Working with wood is one of the greatest pleasures in life for some of us. Finding wood to work with in the driest place on earth can be a challenge as so few trees grow here in the Atacama Desert. With wood that I was able to “rescue” from a nearby city park (with permission of course!) I have managed to make three blocks or pulleys to install on the very top of our three masts, critical pieces of equipment as we will need to raise and douse sails quickly through the many storms that we expect to encounter from South America to Australia. I could have installed metal pins and fasteners for added security but that would have compromised my no metal in the raft construction, self-imposed rule. Will they last the whole six month voyage? Only time will tell but I did enjoy the process of making them. I know my Dad would have been proud of my work and he will surely join us in spirit as we glide atop the endless sea, with the ever changing winds propelling us to the other side of the world.
Illuminated by the morning sun in the coastal city of Arica, in Chile’s extreme north, the reed raft Viracocha III features the decoration inspired by the Diaguita Culture on the borders of the central cabin.
The Diaguitas inhabited the territory between the Elqui and Choapa Rivers in what is now northern Chile and Argentina about 1000 years ago. They lived in small villages in which all individuals had specific roles within their social structure.
Their highly developed artistic sense is still well known today. They left traces of their art through the centuries via geometric figures with incredible symmetrical precision, stamped on ceramic vessels and textiles that some how survived the relentless force of nature and the irrational force of the conquering civilizations. Their favorite colors were red, white and black.
Jorge Parra is an experienced seaman from Arica, Chile, in the countries extreme north where we are now building the Viracocha III reed raft. Jorge has worked for many years aboard fishing boats and shellfish launches and has a unique ability to tie knots at lightening speeds. On the Viracocha I and II he was a valuable crew member and was critical in the construction of both those raft’s superstructure. We thank him for his fine craftsmanship and his easy going nature.
For the Viracocha III he has logged thousands of more knots which he talks about here in this video clip. Please take the time to check it out!

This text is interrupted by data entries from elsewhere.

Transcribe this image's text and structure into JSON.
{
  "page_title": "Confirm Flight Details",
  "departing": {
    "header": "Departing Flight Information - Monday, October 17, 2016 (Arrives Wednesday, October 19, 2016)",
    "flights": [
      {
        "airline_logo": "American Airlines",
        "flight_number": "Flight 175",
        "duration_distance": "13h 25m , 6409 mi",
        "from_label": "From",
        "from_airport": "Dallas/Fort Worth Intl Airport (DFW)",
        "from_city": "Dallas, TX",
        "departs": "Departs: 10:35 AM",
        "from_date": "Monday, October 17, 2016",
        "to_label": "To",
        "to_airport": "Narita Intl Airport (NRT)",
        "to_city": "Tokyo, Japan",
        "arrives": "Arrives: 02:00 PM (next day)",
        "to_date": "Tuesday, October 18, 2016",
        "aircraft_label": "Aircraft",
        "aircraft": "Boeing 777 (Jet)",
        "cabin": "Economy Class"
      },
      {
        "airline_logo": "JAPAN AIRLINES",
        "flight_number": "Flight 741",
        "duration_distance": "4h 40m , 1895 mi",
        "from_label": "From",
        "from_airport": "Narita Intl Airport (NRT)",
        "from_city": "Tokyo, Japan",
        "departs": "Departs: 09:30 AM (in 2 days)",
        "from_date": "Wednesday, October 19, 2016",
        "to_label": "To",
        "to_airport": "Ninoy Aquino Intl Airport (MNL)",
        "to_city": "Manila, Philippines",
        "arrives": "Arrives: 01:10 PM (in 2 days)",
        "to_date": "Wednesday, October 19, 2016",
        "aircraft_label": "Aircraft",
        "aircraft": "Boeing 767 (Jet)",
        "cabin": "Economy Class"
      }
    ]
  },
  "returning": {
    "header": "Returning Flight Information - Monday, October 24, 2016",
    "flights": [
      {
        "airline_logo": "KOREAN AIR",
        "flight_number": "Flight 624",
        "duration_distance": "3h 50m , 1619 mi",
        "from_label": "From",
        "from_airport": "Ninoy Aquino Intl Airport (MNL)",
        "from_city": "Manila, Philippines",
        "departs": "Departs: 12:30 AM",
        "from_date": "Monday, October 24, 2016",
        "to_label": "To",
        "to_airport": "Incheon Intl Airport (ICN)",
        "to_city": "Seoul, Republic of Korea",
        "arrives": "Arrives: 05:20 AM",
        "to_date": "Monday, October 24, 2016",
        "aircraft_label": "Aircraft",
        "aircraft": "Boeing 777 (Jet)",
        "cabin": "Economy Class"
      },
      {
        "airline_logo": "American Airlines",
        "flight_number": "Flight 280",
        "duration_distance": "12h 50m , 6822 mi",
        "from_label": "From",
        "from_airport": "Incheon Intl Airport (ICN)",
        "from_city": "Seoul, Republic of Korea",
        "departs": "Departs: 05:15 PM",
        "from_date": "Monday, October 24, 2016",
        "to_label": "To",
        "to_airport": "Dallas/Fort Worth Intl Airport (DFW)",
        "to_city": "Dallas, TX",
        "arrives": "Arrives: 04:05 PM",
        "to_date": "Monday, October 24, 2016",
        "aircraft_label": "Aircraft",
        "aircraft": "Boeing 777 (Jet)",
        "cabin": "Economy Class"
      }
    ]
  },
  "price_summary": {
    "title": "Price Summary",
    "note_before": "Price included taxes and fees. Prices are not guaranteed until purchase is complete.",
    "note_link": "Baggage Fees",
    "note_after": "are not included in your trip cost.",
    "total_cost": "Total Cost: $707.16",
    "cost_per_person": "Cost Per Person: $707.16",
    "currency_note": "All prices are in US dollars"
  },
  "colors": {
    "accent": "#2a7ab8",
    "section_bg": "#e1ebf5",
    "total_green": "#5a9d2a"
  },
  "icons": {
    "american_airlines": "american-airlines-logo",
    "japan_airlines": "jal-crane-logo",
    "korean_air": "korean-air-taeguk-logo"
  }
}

The tightening of the natural fiber sisal ropes on the Viracocha III is a necessity for the success of the expedition and requires the cumulative strength of many crew members. On land, the reeds dry and shrink overtime and the fibrous rope stretches as it dries. The opposite occurs at sea, reeds expand with the absorption of water and rope shrinks resulting in an amazingly rigid the hull
We have been working on the hull for two years and we will to continue to do so right up until launch day. It has been a very exhaustive process that is nearly coming to the end….. a long journey from the lofty Andes mountains to the sea.